Instructions for the task - Among the records, which lines hold the word "image"? Pick them out.

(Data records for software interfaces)

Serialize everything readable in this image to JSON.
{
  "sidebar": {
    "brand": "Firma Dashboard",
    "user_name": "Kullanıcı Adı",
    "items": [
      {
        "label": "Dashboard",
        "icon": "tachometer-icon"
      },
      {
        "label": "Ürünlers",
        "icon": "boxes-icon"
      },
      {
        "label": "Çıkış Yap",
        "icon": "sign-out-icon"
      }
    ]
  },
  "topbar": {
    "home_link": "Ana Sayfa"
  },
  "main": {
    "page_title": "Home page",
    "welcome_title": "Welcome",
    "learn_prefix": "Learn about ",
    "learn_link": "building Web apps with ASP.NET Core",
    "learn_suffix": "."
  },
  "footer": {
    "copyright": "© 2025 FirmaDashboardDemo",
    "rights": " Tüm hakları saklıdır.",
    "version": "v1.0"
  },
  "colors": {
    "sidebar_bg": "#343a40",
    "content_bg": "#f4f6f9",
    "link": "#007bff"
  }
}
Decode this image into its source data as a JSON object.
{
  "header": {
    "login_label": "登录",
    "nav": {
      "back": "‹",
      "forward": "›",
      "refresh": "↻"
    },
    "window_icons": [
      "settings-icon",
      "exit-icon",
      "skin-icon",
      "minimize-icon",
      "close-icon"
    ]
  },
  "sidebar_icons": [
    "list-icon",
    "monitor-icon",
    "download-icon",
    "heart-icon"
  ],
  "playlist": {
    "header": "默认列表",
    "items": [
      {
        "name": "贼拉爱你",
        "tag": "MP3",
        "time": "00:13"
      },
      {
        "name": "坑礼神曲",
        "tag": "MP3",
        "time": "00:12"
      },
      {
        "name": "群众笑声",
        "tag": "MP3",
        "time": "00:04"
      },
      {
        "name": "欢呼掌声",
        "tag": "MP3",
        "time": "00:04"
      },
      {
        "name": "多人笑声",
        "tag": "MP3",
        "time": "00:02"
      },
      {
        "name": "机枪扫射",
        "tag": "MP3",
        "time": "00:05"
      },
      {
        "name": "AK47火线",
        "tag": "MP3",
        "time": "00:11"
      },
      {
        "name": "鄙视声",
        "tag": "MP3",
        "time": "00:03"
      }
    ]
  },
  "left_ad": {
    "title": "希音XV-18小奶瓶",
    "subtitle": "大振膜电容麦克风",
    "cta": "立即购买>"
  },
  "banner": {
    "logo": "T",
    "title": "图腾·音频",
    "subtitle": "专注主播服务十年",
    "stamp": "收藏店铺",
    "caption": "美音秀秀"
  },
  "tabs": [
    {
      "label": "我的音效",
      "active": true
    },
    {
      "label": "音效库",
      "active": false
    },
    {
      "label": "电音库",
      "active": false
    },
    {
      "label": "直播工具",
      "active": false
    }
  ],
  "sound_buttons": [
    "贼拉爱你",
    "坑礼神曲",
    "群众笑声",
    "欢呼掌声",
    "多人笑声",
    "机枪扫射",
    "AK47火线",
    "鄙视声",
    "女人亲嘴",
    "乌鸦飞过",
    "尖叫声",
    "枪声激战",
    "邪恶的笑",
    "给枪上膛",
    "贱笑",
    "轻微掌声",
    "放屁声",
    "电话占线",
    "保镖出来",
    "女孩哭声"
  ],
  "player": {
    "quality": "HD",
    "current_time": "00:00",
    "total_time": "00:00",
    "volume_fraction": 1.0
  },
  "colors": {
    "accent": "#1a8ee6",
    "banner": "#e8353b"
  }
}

Written solution -
Serialize everything readable in this image to JSON.
Decode this image into its source data as a JSON object.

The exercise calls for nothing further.